Dataset rows for apps and sites:
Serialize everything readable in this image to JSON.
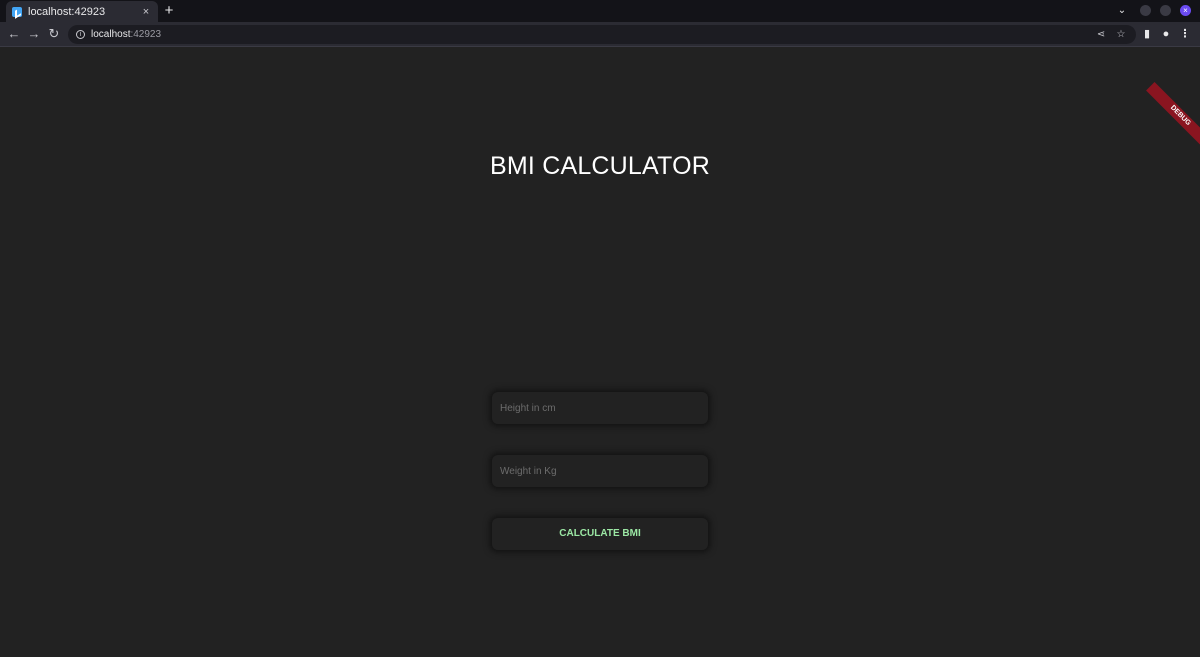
{
  "browser": {
    "tab": {
      "title": "localhost:42923",
      "close_glyph": "×"
    },
    "new_tab_glyph": "+",
    "tab_search_glyph": "⌄",
    "window_close_glyph": "×",
    "address": {
      "host": "localhost",
      "port": ":42923"
    },
    "nav": {
      "back_glyph": "←",
      "forward_glyph": "→",
      "reload_glyph": "↻"
    },
    "icons": {
      "share_glyph": "⋖",
      "star_glyph": "☆",
      "sidepanel_glyph": "▮",
      "profile_glyph": "●",
      "menu_glyph": "⋮"
    }
  },
  "debug_banner": "DEBUG",
  "app": {
    "title": "BMI CALCULATOR",
    "height_input": {
      "placeholder": "Height in cm",
      "value": ""
    },
    "weight_input": {
      "placeholder": "Weight in Kg",
      "value": ""
    },
    "calculate_button": "CALCULATE BMI"
  },
  "colors": {
    "background": "#222222",
    "button_text": "#9be7a4",
    "title_text": "#ffffff",
    "debug_ribbon": "#8a1520"
  }
}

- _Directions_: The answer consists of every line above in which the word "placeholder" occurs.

- _Task output_:
      "placeholder": "Height in cm",
      "placeholder": "Weight in Kg",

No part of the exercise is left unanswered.